estimate of the deer age before you killed it. Having your harvested deer accurately aged every time is a great way to get really
good at live aging of whitetail deer.
Removal of First Molar for Forensic Cementum Aging
If you are like us, you probably have saved jaw bones of trophies you have
taken in the past, but you don't have the incisors. Well, we have developed and verified a way to accurately age your trophy by
using a molar from those saved jawbones. It is called Whitetail Deer Molar Cementum Annuli Aging™, and is offered
only by Wildlife Analytical Laboratories. This process yields accuracy of results that are just as good as using the incisors, it
just is more difficult and time consuming. A mature whitetail has 3 premolars and 3 molars in each jaw. The tooth we want to
forensically age is the first molar.
(Click to view) This is the 4th tooth from the front of those 6 teeth in the jaw.
Removing this M1 molar is very difficult for most folks so we recommend you
send the entire jaw and let us remove it for you at no additional cost. Please refer to the Shipping of Entire Jaws suggestions
at the bottom of this page. However if you decide to remove the molar yourself, the easiest way we have found to remove this
tooth from the jaw is to immerse the jaw in hot water (just less than boiling) for 4 to 6 hours. Remove the jawbone from the hot
water, cool it with tap water, and then using a stiff, pointed tool (we use a fixed blade hunting knife) pry the tooth up from
the outside of the jaw. We place the point of the tool in the center (between the roots) of the first molar and pry it up as
shown in the photo.
(Click to view) When you have the tooth removed, place it in a paper envelope and mail it to us with a submission form and
payment for service. (This deer shown in the pictures was 6 ½ years old).
Collection of incisor teeth from a dried out/non fresh deer
Place the skull, jaw bones, or teeth, into a hot water bath at 120 to 160 degrees
Fahrenheit (hot but just not boiling) for 4-6 hours to loosen them for extraction. Exposure to excessive heat and/or chemical
agents can cause histological damage to teeth. Do not use bleach or other chemicals to clean or loosen the teeth.
How to Package Specimens for Submission
Shipping of Tooth Specimens
The two key things to remember and do in successfully shipping teeth
are:In our Deer Aging Kit, we provide a piece of

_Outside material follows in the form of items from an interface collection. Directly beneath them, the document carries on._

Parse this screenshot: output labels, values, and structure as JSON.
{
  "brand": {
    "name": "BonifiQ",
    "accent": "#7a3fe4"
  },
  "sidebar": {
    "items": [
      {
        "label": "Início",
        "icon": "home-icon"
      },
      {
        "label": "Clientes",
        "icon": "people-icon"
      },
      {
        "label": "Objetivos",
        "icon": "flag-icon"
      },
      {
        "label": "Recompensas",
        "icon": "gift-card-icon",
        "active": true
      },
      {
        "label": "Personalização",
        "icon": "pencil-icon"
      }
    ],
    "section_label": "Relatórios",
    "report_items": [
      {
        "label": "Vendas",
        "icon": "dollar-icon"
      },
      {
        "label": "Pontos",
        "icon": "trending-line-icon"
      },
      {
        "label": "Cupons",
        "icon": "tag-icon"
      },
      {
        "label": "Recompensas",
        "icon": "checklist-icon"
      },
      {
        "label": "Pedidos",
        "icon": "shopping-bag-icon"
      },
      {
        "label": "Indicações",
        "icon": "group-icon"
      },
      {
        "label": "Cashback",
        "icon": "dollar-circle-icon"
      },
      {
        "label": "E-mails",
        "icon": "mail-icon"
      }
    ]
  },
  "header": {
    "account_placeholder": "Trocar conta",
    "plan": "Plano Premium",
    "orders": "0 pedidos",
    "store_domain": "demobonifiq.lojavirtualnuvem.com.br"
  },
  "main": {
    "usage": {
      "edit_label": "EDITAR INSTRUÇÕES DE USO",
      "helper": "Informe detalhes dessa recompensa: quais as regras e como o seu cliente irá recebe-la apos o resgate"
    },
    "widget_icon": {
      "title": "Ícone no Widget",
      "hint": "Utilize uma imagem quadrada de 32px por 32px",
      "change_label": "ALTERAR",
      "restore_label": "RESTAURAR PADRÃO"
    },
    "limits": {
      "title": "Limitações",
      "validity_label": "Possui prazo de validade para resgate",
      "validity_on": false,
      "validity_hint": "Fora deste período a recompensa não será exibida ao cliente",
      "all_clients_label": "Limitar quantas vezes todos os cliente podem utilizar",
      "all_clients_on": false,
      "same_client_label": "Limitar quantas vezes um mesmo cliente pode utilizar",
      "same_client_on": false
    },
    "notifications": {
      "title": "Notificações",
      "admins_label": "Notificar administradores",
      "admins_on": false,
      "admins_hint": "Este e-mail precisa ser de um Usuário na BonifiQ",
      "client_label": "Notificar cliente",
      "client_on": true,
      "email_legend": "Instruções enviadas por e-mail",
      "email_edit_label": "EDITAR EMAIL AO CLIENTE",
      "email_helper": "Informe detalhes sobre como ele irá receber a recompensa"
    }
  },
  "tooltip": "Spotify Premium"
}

cardboard to fold in half around the teeth (tooth) and we also provide a small paper envelope (coin envelope) in which you place
the single specimen of teeth (two incisors or one molar) wrapped in cardboard and a larger pre addressed envelope. The outside of
this small envelope, or equivalent, should have written the nomenclature you are using to identify the specimen. Enclose this
small envelope, or equivalent; the completed Order Form (one for the complete
order), the completed Individual Specimen Submission Data Sheet(s) for each specimen, and check or money order (if not paying by
credit card) in the larger mail envelope and send it to us at:
1) Enclose the teeth with something that allows air to get to them (not sealed in plastic of any sort)
2) Provide some type of cushioning for the teeth (to prevent postal handling equipment from tearing the envelope and losing the
WILDLIFE ANALYTICAL LABORATORIES
Be sure and tell your postmaster you want your envelope to be “hand cancelled” or “no machine cancelling”. They will charge an extra $0.20 or so, but it reduces the chances your envelope will be torn by a machine and the teeth lost.
PO BOX 295
508 E. Jackson #295
Burnet, Texas 78611
We have had specimens arrive in great shape that were taped to a 1” x
2” piece of corrugated cardboard, folded in half and placed in a regular envelope with the submission form and payment.
Other folks have used bubble wrap around the teeth. All of these seem to work fine. The following links will take you to the
online forms which you just print out, fill in and send with your teeth: